Eat foods high in folate (Vitamin B9). A deficiency in folic acid, which is common in women who are pregnant or on birth control, has been linked to the development of melasma. Add citrus fruits, legumes, leafy greens and whole grain breads and cereals to your diet. You can also talk to your physician about taking a folic acid supplement.
Avoid Sun Exposure
Sun exposure can worsen melasma. Limit time spent in the sun and take necessary precautions, including covering exposed areas and applying an SPF with UVA and UVB protection. Instead of a chemical sunscreen, choose a mineral sunscreen that blocks, rather than absorbs, light and heat. Dermatologist Alison Sutton tells Today’s Parent: "Less light exposure will hopefully lead to less melasma, fewer flare-ups and lighter hyper-pigmentation."
Less light exposure will hopefully lead to less melasma, fewer flare-ups and lighter hyper-pigmentation.
Topical Skin Care
Many dermatologists will prescribe bleaching agents, such as hydroquinone, to lighten the dark spots caused by melasma. This chemical compound inhibits the function of tyrosinase, the enzyme that signals the production of melanin in the skin’s melanocytes. By doing so, it reduces melanin production and fades hyperpigmentation. However, the safety and side effects of hydroquinone remain questionable; the chemical has been linked to several skin irritations as well as cases of over-lightening, resulting in white “halo” spots. For a safer option, swap out hydroquinone for natural alternatives.
Skin Care For Melasma
Melasma is stubborn, but targeted skin care products can minimize its appearance. Watch this video for Eminence Organics Lead Skin Care Trainer Natalie Pergar’s advice:
Eight Greens Collection

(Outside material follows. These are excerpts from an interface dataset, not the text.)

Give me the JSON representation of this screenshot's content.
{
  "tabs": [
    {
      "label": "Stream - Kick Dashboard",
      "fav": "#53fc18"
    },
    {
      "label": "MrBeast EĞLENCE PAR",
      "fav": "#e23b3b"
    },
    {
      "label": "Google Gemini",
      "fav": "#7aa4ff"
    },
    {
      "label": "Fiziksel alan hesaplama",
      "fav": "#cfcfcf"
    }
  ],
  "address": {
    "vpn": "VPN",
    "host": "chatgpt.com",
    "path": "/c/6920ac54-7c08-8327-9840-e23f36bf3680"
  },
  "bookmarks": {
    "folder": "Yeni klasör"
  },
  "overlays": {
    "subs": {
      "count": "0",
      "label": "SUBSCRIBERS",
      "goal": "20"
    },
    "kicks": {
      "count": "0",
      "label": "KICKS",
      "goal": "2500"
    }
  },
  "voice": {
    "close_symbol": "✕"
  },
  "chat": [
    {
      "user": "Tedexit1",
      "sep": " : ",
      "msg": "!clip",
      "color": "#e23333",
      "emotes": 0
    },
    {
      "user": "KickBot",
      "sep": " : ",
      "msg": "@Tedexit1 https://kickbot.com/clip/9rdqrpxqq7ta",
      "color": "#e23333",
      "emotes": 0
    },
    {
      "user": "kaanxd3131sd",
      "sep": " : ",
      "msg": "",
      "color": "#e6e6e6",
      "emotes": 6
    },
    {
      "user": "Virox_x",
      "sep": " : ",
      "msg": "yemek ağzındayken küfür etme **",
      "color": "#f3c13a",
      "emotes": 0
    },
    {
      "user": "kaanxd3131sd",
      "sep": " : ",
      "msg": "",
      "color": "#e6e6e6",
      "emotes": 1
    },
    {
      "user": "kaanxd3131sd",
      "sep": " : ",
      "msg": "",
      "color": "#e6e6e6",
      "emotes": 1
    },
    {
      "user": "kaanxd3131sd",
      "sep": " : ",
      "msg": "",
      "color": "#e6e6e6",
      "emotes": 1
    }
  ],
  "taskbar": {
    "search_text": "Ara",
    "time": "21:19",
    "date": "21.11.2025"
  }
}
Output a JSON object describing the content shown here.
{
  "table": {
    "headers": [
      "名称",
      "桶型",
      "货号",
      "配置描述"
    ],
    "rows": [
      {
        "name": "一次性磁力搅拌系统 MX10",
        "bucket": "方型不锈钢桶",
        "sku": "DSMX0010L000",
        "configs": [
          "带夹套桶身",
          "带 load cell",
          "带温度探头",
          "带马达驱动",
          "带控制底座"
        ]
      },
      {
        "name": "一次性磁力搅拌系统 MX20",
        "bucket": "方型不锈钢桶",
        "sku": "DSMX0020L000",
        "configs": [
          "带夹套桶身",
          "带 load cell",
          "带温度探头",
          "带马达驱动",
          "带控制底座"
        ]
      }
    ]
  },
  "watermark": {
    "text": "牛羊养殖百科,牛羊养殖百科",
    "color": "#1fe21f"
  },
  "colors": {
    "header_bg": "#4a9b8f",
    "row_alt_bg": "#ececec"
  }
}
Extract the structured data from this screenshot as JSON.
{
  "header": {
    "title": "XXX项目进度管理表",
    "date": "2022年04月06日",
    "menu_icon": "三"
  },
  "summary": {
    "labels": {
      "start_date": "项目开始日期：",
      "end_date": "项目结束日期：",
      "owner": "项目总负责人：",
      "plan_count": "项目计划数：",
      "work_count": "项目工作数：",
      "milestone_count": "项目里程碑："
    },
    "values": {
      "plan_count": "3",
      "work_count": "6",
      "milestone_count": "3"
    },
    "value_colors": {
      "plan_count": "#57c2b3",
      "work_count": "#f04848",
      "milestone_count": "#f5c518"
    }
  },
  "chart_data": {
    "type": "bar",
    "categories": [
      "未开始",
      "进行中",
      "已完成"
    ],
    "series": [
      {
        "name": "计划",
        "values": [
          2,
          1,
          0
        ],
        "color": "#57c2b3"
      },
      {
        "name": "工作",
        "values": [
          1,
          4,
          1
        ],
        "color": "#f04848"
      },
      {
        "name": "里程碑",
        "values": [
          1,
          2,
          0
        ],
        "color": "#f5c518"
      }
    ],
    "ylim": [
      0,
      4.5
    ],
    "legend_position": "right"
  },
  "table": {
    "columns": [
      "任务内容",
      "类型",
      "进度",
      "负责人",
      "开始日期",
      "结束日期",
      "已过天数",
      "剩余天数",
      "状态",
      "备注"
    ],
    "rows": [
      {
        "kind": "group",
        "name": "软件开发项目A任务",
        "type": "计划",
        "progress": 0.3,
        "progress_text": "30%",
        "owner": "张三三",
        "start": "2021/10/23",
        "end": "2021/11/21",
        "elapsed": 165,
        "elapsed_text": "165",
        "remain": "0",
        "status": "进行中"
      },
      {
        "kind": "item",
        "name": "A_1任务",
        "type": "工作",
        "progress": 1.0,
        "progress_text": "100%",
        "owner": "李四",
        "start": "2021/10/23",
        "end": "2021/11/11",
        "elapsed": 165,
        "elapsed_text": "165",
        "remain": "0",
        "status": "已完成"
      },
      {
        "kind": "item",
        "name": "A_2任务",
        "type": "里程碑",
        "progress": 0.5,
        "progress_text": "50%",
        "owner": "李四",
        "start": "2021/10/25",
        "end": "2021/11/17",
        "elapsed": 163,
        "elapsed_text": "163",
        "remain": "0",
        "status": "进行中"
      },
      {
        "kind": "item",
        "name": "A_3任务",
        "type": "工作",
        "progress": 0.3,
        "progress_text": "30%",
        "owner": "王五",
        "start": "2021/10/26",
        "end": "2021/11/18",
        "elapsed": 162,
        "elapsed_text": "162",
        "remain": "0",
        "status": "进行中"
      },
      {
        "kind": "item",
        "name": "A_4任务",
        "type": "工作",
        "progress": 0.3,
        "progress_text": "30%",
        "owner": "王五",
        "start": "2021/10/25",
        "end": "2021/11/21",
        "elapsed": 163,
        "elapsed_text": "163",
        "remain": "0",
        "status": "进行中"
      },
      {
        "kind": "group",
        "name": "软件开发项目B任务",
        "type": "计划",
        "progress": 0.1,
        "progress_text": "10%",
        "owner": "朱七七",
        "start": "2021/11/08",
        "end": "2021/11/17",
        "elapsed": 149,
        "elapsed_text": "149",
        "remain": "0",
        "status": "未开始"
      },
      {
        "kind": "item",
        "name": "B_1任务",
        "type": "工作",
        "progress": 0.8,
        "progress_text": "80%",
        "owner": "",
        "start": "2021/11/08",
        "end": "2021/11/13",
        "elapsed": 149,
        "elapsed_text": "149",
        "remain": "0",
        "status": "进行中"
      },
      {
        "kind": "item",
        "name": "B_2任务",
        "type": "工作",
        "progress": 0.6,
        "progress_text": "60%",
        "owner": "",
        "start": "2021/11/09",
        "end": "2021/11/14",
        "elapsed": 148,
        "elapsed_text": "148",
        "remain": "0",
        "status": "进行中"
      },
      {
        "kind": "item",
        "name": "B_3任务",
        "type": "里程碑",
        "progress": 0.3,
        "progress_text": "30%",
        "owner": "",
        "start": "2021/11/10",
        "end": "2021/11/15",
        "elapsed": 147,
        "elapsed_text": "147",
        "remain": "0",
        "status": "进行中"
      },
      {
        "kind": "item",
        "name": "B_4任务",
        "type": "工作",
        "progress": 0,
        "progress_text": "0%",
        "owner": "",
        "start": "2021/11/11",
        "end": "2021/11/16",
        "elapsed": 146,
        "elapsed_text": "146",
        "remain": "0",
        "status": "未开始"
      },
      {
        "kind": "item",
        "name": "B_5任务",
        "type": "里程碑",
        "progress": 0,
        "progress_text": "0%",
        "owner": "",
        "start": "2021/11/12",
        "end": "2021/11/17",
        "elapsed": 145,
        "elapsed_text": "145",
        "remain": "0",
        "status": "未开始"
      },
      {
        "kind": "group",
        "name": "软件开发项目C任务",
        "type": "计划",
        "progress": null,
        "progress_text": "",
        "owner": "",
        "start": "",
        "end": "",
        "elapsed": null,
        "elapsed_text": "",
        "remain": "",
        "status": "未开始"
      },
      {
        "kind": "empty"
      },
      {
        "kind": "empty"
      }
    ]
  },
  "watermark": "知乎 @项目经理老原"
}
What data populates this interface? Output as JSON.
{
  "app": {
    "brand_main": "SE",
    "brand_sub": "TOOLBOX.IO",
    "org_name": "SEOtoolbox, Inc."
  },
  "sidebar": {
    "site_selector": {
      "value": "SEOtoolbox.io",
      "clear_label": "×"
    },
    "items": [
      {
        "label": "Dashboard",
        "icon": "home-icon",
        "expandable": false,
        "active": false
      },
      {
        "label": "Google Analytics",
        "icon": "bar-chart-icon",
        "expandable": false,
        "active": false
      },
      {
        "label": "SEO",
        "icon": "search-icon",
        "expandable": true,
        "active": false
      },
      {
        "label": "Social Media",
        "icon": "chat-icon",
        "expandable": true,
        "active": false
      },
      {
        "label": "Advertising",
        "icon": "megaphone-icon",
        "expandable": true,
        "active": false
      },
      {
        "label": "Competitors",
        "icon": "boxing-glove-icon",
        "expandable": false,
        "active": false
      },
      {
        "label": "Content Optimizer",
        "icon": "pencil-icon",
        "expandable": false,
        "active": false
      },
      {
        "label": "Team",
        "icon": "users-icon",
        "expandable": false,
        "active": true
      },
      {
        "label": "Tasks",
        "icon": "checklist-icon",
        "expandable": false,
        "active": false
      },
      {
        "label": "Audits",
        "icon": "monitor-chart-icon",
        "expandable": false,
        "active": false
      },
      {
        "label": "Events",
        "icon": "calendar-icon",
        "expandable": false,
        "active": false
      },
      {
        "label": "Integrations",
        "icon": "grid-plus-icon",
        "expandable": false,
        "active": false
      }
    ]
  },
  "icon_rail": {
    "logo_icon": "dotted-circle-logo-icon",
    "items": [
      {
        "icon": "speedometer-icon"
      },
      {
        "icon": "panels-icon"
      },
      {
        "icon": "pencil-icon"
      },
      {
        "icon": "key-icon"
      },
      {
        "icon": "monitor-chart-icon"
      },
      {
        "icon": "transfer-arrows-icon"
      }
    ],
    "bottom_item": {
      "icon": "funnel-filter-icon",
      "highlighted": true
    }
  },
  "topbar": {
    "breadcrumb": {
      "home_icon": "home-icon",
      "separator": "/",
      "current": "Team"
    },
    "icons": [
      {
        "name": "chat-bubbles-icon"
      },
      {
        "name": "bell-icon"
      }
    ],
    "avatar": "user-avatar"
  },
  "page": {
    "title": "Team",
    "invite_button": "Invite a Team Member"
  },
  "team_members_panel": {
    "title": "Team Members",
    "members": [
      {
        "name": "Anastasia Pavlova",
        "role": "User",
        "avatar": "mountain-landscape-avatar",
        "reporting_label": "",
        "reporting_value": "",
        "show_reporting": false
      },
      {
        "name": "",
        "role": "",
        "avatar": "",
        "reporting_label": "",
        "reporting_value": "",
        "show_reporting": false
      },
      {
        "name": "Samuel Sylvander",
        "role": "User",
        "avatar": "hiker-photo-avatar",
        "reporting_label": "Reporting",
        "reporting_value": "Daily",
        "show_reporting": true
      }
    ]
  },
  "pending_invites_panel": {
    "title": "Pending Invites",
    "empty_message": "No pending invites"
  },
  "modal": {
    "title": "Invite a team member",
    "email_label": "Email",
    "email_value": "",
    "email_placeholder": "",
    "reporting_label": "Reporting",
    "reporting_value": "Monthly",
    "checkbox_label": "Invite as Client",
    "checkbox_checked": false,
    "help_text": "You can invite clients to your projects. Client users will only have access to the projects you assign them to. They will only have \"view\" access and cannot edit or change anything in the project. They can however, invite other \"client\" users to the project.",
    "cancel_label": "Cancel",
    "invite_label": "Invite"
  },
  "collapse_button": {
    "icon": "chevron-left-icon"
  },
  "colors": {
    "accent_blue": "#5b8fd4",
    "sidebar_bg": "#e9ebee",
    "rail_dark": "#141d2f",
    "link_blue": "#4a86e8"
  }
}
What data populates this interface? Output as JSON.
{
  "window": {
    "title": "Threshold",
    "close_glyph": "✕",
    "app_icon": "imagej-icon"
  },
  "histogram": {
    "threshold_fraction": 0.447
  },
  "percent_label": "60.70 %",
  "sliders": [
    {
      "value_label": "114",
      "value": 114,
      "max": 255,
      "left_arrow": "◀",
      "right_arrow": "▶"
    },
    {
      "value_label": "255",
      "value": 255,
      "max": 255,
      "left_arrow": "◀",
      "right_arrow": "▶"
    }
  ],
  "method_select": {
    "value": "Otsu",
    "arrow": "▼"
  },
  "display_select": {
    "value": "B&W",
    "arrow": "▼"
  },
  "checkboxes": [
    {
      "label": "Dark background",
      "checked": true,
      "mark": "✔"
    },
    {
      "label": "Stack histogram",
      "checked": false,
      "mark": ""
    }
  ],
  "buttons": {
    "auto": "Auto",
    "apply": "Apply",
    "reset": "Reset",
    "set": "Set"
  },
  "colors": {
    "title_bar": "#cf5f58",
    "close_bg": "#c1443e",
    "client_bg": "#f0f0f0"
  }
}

Skin that suffers from melasma often reacts well to phytoestrogens in skin care. These plant-based compounds have a chemical structure similar to estrogen, enabling them to interact with estrogen receptors in cells. But, not all phytoestrogens work the same: Some block estrogen’s effects, while others amplify it. In treating melasma, phytoestrogens act as tyrosinase inhibitors and suppress melanin production, thereby minimizing the look of dark spots and pigmentation.
In addition to adding phytoestrogens to your diet, you can apply them topically through your skin care. Our Eight Greens Collection, which includes the Eight Greens Phyto Masque, Eight Greens Whip Moisturizer and Eight Greens Youth Serum, contains extracts of yucca, flaxseed, hops and red clover to help with a more even-looking complexion.
Bright Skin Collection
You can also minimize melasma with natural skin brighteners. Our Bright Skin Collection is a full routine that includes a blend of natural ingredients that provide similar results to hydroquinone without the potentially negative effects. Here’s how each one diminishes the look of dark spots:
- Bearberry Extract: Contains a natural form of hydroquinone and arbutin as melanin-inhibitors
- Licorice Root: Contains liquiritin and glabridin which disrupt melanin creation
- Tara Tree & African Potato: Reduce tyrosinase activity and hinder its development
- Swiss Alpine Plant Extracts: Contains seven organically grown Swiss alpine plants that inhibit tyrosinase
Do you struggle with melasma? We’d love to hear your story. Share it with us in the comments below and join the conversation on social media.
This post was originally published in May, 2019 and has been updated for accuracy and comprehensiveness.
This article was originally written by Alisha Whitley in May 2019.